## Exercise objective
For the records that follow, work out how many lines include "icon" and give only that count.

====

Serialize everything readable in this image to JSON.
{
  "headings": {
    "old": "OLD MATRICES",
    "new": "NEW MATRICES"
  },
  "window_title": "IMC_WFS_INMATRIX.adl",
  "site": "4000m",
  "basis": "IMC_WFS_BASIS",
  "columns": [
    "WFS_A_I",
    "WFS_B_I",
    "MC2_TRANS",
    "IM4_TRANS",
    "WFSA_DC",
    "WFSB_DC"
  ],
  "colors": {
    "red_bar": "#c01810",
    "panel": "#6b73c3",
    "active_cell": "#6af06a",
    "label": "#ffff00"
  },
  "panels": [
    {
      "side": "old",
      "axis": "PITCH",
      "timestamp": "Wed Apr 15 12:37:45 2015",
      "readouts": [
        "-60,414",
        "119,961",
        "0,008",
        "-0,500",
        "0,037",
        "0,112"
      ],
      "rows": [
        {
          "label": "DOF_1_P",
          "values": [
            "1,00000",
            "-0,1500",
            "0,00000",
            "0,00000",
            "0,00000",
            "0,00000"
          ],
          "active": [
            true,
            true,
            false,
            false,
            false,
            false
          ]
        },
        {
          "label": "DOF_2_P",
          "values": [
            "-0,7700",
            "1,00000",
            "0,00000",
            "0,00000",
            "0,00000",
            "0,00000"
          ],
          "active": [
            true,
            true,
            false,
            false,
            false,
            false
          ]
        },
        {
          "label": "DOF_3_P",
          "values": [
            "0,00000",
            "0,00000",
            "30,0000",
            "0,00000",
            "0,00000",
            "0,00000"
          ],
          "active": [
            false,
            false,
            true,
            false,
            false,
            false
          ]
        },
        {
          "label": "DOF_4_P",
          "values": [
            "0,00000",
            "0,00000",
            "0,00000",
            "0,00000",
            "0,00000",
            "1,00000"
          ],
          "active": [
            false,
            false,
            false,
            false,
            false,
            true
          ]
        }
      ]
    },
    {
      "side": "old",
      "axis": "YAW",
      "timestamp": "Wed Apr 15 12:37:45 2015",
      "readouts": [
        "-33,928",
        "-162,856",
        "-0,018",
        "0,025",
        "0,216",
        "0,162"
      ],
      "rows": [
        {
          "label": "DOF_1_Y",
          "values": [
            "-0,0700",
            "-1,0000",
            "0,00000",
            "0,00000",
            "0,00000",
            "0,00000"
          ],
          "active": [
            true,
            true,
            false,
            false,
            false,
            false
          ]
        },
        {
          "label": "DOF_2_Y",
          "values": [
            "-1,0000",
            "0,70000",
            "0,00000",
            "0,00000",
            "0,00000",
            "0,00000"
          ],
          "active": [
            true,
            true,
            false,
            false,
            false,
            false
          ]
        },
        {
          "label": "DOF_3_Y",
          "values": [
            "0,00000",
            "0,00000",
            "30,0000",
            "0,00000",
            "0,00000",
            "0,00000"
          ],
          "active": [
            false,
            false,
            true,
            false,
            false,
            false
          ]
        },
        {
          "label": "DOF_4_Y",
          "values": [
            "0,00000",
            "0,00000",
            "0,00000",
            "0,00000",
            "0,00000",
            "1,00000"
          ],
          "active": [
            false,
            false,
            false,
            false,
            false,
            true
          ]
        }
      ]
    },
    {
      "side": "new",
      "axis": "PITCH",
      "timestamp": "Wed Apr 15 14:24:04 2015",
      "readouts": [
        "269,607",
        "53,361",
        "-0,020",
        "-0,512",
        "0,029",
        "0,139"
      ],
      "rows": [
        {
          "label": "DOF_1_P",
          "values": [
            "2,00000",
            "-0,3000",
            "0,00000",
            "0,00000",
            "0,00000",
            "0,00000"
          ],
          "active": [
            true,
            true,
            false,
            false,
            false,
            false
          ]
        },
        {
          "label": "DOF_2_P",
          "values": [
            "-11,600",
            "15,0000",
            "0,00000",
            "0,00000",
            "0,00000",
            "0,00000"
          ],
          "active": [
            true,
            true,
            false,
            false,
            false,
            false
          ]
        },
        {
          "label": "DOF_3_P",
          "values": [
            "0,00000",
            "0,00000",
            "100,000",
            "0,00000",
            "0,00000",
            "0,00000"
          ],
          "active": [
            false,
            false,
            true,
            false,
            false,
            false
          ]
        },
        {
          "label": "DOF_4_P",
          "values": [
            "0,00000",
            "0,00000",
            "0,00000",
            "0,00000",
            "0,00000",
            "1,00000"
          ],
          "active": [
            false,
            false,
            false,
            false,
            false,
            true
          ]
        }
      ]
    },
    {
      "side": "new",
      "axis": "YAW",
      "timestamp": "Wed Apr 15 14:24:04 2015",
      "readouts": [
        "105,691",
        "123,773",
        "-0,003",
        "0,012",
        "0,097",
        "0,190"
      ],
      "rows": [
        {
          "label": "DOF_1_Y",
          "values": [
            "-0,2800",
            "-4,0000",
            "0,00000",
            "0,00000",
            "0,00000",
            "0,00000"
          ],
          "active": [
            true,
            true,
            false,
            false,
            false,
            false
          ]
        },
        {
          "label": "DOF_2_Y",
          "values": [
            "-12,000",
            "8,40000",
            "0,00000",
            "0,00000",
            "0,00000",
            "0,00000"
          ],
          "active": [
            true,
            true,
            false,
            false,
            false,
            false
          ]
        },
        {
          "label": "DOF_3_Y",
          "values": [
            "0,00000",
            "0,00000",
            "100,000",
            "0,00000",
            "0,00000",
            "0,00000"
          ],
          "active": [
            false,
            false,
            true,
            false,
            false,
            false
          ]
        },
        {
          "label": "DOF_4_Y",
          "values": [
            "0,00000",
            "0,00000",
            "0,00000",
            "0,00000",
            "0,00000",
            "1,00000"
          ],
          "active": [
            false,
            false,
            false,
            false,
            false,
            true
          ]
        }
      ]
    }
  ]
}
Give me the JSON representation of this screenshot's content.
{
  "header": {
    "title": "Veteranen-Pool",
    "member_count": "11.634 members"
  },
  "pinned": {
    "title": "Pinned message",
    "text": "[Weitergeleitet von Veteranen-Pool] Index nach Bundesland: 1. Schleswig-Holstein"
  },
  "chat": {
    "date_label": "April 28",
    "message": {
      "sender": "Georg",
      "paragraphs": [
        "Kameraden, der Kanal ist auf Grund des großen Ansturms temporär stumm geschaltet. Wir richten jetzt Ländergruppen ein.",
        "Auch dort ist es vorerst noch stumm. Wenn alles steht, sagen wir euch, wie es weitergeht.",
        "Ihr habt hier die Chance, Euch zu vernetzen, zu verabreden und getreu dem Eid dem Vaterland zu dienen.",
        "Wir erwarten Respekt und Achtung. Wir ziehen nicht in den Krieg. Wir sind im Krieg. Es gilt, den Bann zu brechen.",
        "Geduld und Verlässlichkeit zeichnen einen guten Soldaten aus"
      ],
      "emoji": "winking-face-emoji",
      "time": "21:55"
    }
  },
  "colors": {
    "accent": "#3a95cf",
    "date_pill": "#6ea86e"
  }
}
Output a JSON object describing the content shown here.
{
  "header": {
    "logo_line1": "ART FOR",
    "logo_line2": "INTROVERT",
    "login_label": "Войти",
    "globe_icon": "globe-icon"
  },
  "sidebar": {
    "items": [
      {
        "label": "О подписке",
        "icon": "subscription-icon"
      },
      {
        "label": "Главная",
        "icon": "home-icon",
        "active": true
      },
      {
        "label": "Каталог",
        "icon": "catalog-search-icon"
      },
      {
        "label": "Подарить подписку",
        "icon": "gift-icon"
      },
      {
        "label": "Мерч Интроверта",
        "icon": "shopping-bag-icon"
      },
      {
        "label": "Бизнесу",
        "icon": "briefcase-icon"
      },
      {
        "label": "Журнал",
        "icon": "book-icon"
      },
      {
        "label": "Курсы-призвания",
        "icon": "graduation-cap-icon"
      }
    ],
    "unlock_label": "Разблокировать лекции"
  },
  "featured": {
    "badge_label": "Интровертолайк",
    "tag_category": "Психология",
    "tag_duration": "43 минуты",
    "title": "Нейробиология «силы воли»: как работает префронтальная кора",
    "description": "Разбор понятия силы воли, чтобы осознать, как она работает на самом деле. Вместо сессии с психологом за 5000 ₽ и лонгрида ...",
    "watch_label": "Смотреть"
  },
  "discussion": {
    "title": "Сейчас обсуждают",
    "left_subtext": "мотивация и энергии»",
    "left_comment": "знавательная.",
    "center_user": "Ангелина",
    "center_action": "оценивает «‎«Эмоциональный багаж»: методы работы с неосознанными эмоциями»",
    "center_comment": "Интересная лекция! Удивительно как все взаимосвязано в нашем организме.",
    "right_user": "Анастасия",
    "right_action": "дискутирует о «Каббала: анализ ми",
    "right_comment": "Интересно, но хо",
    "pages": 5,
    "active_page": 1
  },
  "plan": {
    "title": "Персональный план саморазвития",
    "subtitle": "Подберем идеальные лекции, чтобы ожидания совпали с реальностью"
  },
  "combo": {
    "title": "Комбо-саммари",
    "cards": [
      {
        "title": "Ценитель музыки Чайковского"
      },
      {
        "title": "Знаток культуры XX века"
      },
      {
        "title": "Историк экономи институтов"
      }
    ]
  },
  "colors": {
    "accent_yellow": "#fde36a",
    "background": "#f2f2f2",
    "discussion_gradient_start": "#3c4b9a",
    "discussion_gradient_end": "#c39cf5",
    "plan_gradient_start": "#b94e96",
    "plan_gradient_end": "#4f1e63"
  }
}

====

## Finished exercise
9